Those who have struggled through the pandemic, such as homeless, elderly and undocumented people will be less likely to use smartphones for their medical records, says TR. Meanwhile a black market exists for fake test results, which is driving the demand for cheat-proof digital documents, likely involving biometrics. This is where airlines and other businesses have put a focus, the method would ask participating labs and health systems to send authenticated test results and other data straight to the app, bypassing verification concerns.
Governments are already keeping vaccination and test result COVID records and while most vaccinations are captured in state or local registries, using those databases for digital verification may face both legal and technological barriers.
Biometric wearable supports contact tracing, distancing for hockey juniors
TraceSafe, a contact tracing solutions company, has designed wearable biometric technology linked to an app. The technology is currently Hockey Canada’s extra layer of defence against the spread of the virus at the 12-day, 10-nation tournament, The Seattle Times writes.
The app is a self-assessment tool incorporating facial recognition and a code for a temperature check. It utilizes Bluetooth device that flashes if an individual (or player) is less than 2 meters (6.6 feet) from another person, or if they are in someone else’s presence for more than 15 minutes.
This tactic has also been used with National Hockey League players and staff who used Clear’s Health Pass to protect against the spread of COVID-19. This was used on roughly 3,000 players, coaches, and support staff during the league’s resumption of its 2019-2020 season.
“What we wanted to do is be able to trace where people were relative to others and we wanted to be able to set a quarantine period where no one was allowed to leave,” Dean McIntosh, Hockey Canada’s vice president of events, told the Canadian Press. A device in their rooms and the wristbands created a geofence, so if a player left his room, the signal would break and indicate a breach of quarantine.

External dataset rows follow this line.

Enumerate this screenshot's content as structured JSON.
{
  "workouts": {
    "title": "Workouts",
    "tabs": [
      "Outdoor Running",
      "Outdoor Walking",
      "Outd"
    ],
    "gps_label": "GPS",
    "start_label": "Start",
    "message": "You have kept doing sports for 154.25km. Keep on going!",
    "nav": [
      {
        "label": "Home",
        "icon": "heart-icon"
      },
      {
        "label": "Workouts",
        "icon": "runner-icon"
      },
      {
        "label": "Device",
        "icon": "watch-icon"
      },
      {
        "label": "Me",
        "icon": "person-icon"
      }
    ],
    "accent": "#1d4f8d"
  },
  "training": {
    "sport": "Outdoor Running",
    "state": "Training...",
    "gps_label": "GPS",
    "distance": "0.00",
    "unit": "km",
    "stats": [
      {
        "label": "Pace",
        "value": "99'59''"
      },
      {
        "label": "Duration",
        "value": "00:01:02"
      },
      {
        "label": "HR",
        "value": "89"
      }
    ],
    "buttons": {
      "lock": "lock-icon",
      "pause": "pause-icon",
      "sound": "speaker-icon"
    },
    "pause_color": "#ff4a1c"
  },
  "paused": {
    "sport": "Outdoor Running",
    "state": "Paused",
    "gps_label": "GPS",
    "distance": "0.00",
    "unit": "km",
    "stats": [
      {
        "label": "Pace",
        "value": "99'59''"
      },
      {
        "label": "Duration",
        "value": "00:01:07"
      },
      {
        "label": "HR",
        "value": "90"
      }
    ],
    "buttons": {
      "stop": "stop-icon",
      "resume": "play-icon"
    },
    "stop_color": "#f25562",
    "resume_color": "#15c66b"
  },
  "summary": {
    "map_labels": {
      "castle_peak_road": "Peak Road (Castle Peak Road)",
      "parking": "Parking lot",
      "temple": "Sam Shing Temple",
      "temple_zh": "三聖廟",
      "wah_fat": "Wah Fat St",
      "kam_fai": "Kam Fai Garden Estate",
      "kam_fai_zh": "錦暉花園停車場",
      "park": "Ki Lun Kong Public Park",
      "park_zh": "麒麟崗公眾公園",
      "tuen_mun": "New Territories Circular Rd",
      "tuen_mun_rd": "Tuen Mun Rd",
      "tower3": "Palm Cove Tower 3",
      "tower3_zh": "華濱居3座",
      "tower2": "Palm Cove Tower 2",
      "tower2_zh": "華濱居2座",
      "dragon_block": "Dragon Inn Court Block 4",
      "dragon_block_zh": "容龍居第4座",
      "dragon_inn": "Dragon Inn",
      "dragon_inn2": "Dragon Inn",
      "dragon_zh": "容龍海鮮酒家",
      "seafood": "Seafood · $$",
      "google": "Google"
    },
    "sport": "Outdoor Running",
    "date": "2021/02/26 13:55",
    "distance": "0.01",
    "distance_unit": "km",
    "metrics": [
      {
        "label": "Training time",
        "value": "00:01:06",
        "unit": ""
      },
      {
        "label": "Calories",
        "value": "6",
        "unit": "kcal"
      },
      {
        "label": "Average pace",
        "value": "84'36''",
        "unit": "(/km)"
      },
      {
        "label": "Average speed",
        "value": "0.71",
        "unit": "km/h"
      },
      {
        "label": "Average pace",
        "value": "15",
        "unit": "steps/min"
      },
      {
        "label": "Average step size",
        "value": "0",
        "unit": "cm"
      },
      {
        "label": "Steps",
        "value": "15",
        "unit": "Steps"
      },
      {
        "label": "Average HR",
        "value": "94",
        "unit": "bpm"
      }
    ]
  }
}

The data from the devices are uploaded via an encrypted network which is then used as feedback in contact tracing alerts. The data can also be accessed in real time by an International Ice Hockey Federation official and a representative of the organizing committee. Any positive test is reported to Alberta Health Services for contact tracing to begin.
A stage adaptation of Sleepless in Seattle similarly began rehearsals in London in July with a testing system called FRANKD, with results delivered via Yoti’s biometric app.

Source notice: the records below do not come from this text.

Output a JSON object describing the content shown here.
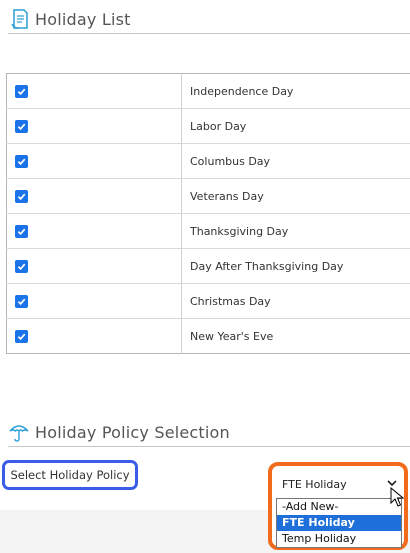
{
  "holiday_list": {
    "title": "Holiday List",
    "rows": [
      {
        "checked": true,
        "name": "Independence Day"
      },
      {
        "checked": true,
        "name": "Labor Day"
      },
      {
        "checked": true,
        "name": "Columbus Day"
      },
      {
        "checked": true,
        "name": "Veterans Day"
      },
      {
        "checked": true,
        "name": "Thanksgiving Day"
      },
      {
        "checked": true,
        "name": "Day After Thanksgiving Day"
      },
      {
        "checked": true,
        "name": "Christmas Day"
      },
      {
        "checked": true,
        "name": "New Year's Eve"
      }
    ]
  },
  "policy": {
    "title": "Holiday Policy Selection",
    "select_label": "Select Holiday Policy",
    "selected_value": "FTE Holiday",
    "options": [
      "-Add New-",
      "FTE Holiday",
      "Temp Holiday"
    ],
    "highlighted_option": "FTE Holiday"
  },
  "colors": {
    "checkbox": "#1a73e8",
    "label_highlight": "#3a5de8",
    "dropdown_highlight": "#f26b1d",
    "selected_option_bg": "#1e6fd9"
  }
}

Bypassed biometric security feature leads to hacked Chinese health status app
The mobile app Beijing Jiankangbao which records the health status of tens of millions of residents and visitors in the Chinese capital, including their travel history and COVID-19 test results has experienced a data breach, Vice reports. Some users of the app were able to bypass a facial recognition feature using names and identification numbers, which allowed them to find celebrity’s information and photos, which were then sold online.
This is one of several data breaches worldwide, in part because of flaws or weak security in systems designed to control the virus, according to Vice. For example, in September, Welsh authorities in September said data of 18,105 coronavirus patients were uploaded to a public site by mistake.

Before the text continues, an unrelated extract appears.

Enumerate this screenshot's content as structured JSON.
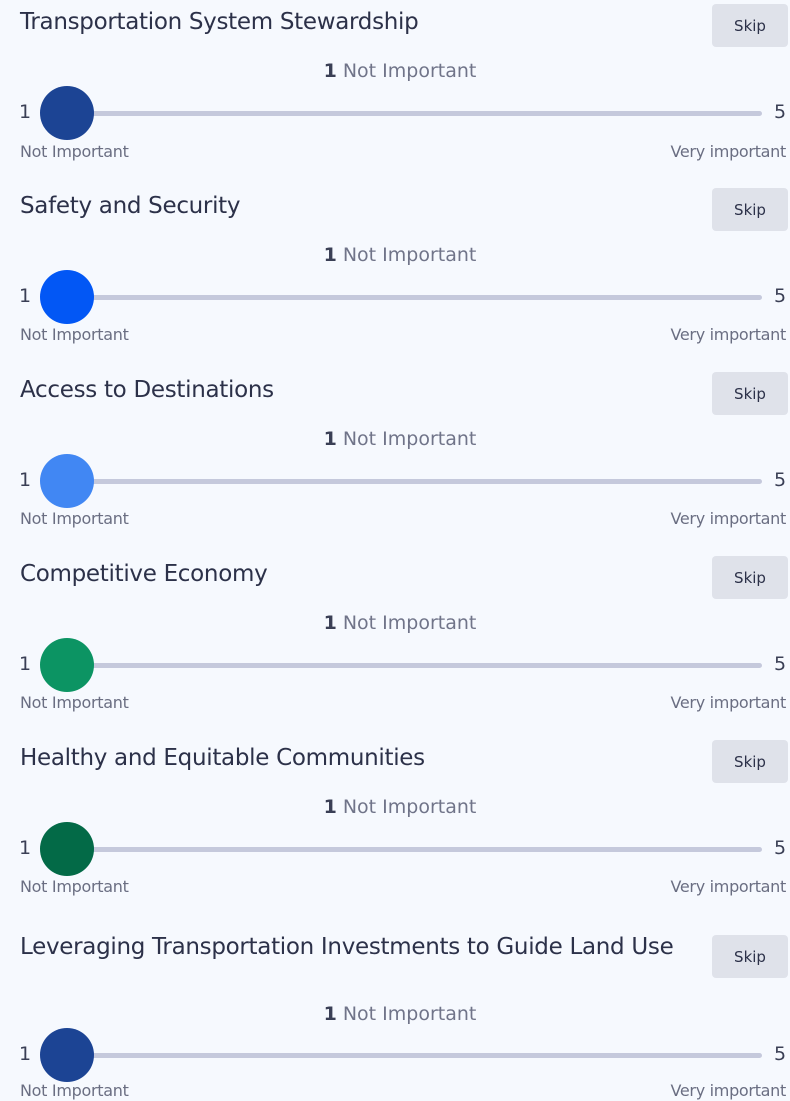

The huge growth in the collection of data in China triggered the government to draft a personal privacy law, unveiled late last year.
biometrics | data protection | digital identity | ethics | facial recognition | identity verification | mobile app | privacy | wearables